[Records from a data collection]

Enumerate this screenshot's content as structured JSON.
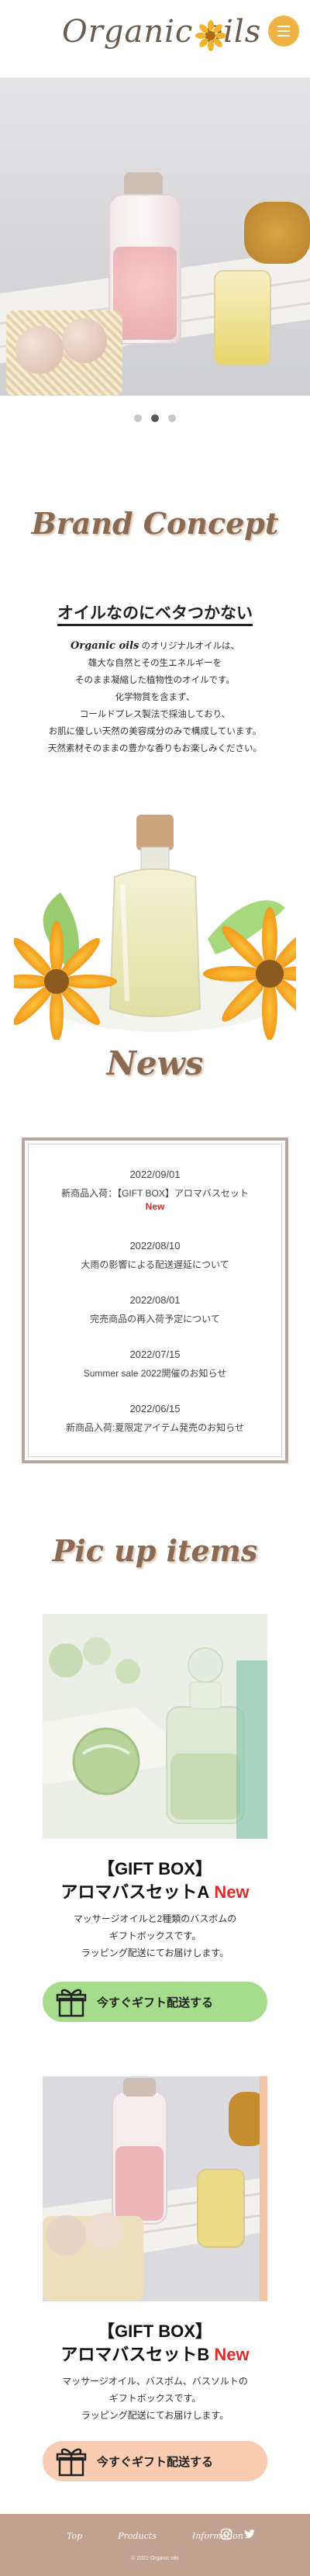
{
  "header": {
    "logo": "Organic oils",
    "menu_icon": "hamburger-icon"
  },
  "hero": {
    "carousel_dots": 3,
    "active_dot": 2
  },
  "brand_concept": {
    "title": "Brand Concept",
    "heading": "オイルなのにベタつかない",
    "brand": "Organic oils",
    "intro_rest": " のオリジナルオイルは、",
    "lines": [
      "雄大な自然とその生エネルギーを",
      "そのまま凝縮した植物性のオイルです。",
      "化学物質を含まず、",
      "コールドプレス製法で採油しており、",
      "お肌に優しい天然の美容成分のみで構成しています。",
      "天然素材そのままの豊かな香りもお楽しみください。"
    ]
  },
  "news": {
    "title": "News",
    "items": [
      {
        "date": "2022/09/01",
        "text": "新商品入荷：【GIFT BOX】アロマバスセット",
        "tag": "New"
      },
      {
        "date": "2022/08/10",
        "text": "大雨の影響による配送遅延について",
        "tag": ""
      },
      {
        "date": "2022/08/01",
        "text": "完売商品の再入荷予定について",
        "tag": ""
      },
      {
        "date": "2022/07/15",
        "text": "Summer sale 2022開催のお知らせ",
        "tag": ""
      },
      {
        "date": "2022/06/15",
        "text": "新商品入荷:夏限定アイテム発売のお知らせ",
        "tag": ""
      }
    ]
  },
  "pickup": {
    "title": "Pic up items",
    "items": [
      {
        "label_top": "【GIFT BOX】",
        "name": "アロマバスセットA",
        "badge": "New",
        "desc": [
          "マッサージオイルと2種類のバスボムの",
          "ギフトボックスです。",
          "ラッピング配送にてお届けします。"
        ],
        "button": "今すぐギフト配送する",
        "accent": "#a6dd8c"
      },
      {
        "label_top": "【GIFT BOX】",
        "name": "アロマバスセットB",
        "badge": "New",
        "desc": [
          "マッサージオイル、バスボム、バスソルトの",
          "ギフトボックスです。",
          "ラッピング配送にてお届けします。"
        ],
        "button": "今すぐギフト配送する",
        "accent": "#f9cdb1"
      }
    ]
  },
  "footer": {
    "nav": [
      "Top",
      "Products",
      "Information"
    ],
    "social_icons": [
      "instagram-icon",
      "twitter-icon"
    ],
    "copyright": "© 2022 Organic oils"
  },
  "colors": {
    "accent": "#f0b446",
    "title_brown": "#8a6a52",
    "new_red": "#e02b2b",
    "footer_bg": "#c2a18e"
  }
}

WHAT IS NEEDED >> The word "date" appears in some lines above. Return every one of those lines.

WRITTEN SOLUTION >>
        "date": "2022/09/01",
        "date": "2022/08/10",
        "date": "2022/08/01",
        "date": "2022/07/15",
        "date": "2022/06/15",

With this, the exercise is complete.